Thank you. It is a result of about 35 years of collecting. I had an 84B also, a beautiful radio, but it was one of the many I parted with when I decided to concentrate on 1937 Philcos. The 620 Chairside is one of my favorites, a Gentleman's radio.
I bought this today for $35 in Reading, PA.
I'm not sure what year it is -- I'm assuming it's a '39 because it has the number "39-3367" on it. It's also from the "Model 14 Series."
When I saw the price tag I had to have it.
Wow what a deal! It's a beauty. Congrats!
That was quite a spectacular deal!
You have a Philco 14MX introduced in January 1934. The design of this receiver was inspired by the 1933-34 Century of Progress Exposition in Chicago. It's a great example of "modern" cabinet design from this era.
This radio should sound great and deliver great sensitivity and selectivity from its 9-tube chassis.
Production of this cabinet style was 6,407 in both 8 and 9-tube versions.
And your set appears to be in beautiful condition. Rest assured that it's worth *significantly* more than $35!
This is fantastic news to me! The guy at the antique shop said it was only missing one part and he told us exactly where we could get it. He even gave us a quick run-down of the "map" on the inside:
(my camera's flash is way too bright!)
Do you think we should get it re-wired? Old plugs seem to scare me a little.
The only majour cosmetic flaw is the missing trim around the bottom. Other than that it is in wonderful shape.

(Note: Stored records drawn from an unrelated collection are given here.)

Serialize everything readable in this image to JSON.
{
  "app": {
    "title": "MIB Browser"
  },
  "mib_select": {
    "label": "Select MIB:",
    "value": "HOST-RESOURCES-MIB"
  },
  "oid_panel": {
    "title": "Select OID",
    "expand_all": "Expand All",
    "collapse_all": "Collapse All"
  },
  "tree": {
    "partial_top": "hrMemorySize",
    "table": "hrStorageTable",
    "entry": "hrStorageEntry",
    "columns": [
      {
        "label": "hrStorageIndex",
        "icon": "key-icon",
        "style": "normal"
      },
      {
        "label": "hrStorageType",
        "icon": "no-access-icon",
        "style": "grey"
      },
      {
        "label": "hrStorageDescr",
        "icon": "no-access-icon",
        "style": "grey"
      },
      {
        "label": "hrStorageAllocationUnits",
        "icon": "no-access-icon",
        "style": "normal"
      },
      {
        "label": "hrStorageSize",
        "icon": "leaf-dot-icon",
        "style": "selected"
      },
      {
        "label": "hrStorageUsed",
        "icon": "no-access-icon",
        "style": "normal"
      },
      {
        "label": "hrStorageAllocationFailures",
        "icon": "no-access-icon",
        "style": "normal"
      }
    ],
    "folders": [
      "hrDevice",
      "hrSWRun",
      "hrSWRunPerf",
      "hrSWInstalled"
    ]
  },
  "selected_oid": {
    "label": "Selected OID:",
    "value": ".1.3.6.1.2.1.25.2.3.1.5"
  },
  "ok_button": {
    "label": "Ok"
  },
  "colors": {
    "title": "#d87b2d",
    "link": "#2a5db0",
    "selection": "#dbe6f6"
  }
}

Well, what I'd suggest is to have the power cord replaced and you can find a good reproduction of the cloth covered cord... and then, re-attach the original plug. Make sure the prongs on the plug are cleaned and then you'll be set for safe operation using the original plug and preserving its history and authenticity. There is nothing more tacky then a modern plug on an antique electrical appliance! Just because something is old, doesn’t mean it isn’t safe to use.
By the way, that radio is amazing! I've never seen one for sale in all my years of collecting... YOU SCORED BIG ON THAT! It's hard to even find a good working table model for $35. bucks! I can't believe that set was priced so cheap! I am envious! If you ever wanna trade radios, by all means, let me know! Hahaha
As is always pointed out to people who get one of these babies, have a competent pro look at it. They have a gizmo (I think it's called a Variac) that turns on the power slowly from zero, so as to test the various parts. If you have bad capacitors the whole thing can go poof. If there's a loud hum, that means the caps are bad. Anyway, get it at least recapped, and that will make it safe to operate. That's just a gorgeous radio. You got VERY lucky. Also, check out the SSTran AMT3000. You can play any input thru your radio with it. Congrats!
I'm sure you know that the missing trim around the bottom matches the fluted trim around the top.
As others have said, have the filter capacitors replaced and the entire chassis checked out by a competent radio technician. When working correctly, this set is capable of very fine performance.
Philco radios made between 1932-1938 are among my all-time favorites. They combine great cabinet design with high performance electronics (for their time). It's not surprising that Philco sold more radios than any other manufacturer during this period of time. And in my opinion, your 14MX is one of the best looking of the lot.
Yes, there is actually a little bit of the bottom trim left on the side. It comes loose. I want to TRY to find maybe the same or very similar style of wood and replace it. My husband says it would be impossible to find and just wants to stain the area where the trim was. He's more interested in getting it to work (so he's avidly reading all of your suggestions -- thanks everyone, by the way.)
Right now we are gluing down some of the wood. As you can see from the first photo, the wood panel on the left side is bumped out. It was all coming loose, but every day we glue a new piece down and we're slowing getting her to LOOK good!
If worse comes to worse, I can always just stick my iPod and some speakers behind it This radio is my BABY!!!! She's perfect. I've always wanted a 1930s streamline moderne floor radio. And the price makes it sweeter.
Here she is: http://www.philcoradio.com/gallery/1934.htm